In 1945 the Hobhouse Committee, architects of England and Wales’ national parks, gathered in my grandfather’s house up the hill from the village and settled the boundaries of what we now know as Pembrokeshire Coast National Park. This park would be different to others. Yes, it would have its remote uplands and wild coastline. But it would also encompass stretches of closely managed farmland, villages, even whole towns. It would be settled over busy, working communities. This came to be a problem when it took on the role of planning authority. By the 1990s it seemed almost to celebrate the fact it had no statutory duty to foster economic wellbeing and social cohesion of the communities over which it ruled. The fact you had a planning authority with no prerogative to deliver economic good was lethal. Planning is one of the most powerful levers of an economy. So yes, we need special rules within our national parks. Where there is wilderness, protect and nurture it. Where there is a living, working community protect and nurture it too. If you think that is going to create a conflict, give up your planning powers within those communities.
There are a lot of environmental/sustainable aspects to the Lawrenny Estate development. Tell me a bit about them and why they are important?
We had from the outset wanted this development to carry the best possible credentials in terms of sustainability. It was written into the brief for the RIBA architectural competition. I could never have envisaged we would wait 12 years before being ready to build. In that time things have moved on tremendously. I am keen to push ahead with a development that enables people to live a carbon neutral existence. That aspiration includes shared district heating and a local energy network incorporating generation, sharing and storage. We want that energy capacity to power our transport wherever possible. I have approached Cardiff University to see if they would be interested in working on the project with us. It’s early days, but it’s very exciting.
Nationally, do you think there needs to be a greater focus on the specific housing needs of people living in rural areas. What would you like to see done?

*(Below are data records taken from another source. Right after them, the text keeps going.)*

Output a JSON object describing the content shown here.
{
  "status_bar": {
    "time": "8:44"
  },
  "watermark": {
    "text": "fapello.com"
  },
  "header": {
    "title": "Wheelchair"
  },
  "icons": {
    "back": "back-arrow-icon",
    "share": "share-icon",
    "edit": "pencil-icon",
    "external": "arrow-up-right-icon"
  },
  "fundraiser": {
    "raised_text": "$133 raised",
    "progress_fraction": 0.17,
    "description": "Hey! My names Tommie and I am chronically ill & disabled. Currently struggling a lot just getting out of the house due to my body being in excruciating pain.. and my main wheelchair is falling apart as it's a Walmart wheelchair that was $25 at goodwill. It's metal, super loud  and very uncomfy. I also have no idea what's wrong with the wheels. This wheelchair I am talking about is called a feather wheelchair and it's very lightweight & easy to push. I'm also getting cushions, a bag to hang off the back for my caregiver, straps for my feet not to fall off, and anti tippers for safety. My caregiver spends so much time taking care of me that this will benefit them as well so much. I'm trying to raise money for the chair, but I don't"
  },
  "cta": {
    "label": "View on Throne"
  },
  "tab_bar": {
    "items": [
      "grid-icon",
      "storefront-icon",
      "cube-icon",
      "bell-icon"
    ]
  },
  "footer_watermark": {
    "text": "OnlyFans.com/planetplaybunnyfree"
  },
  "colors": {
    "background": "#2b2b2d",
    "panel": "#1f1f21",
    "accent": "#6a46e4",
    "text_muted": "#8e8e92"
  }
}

I would like to see community land trusts set up on land bordering existing settlements. I would like a bespoke help to buy package in rural areas that sees local people who want to purchase able to get a home of their own. I would like greater focus by planning authorities on the actual needs of local people in terms of housing instead of applying a universal approach that’s tailored towards towns and cities. I would also like to see planners encourage more small developments of 5+ properties coming forward in villages. These can be game changers for a small community. People living in rural areas are very resilient and don’t ask much. However, right now there’s a heavy and inhibiting blanket over rural communities. Remove that and they will flourish.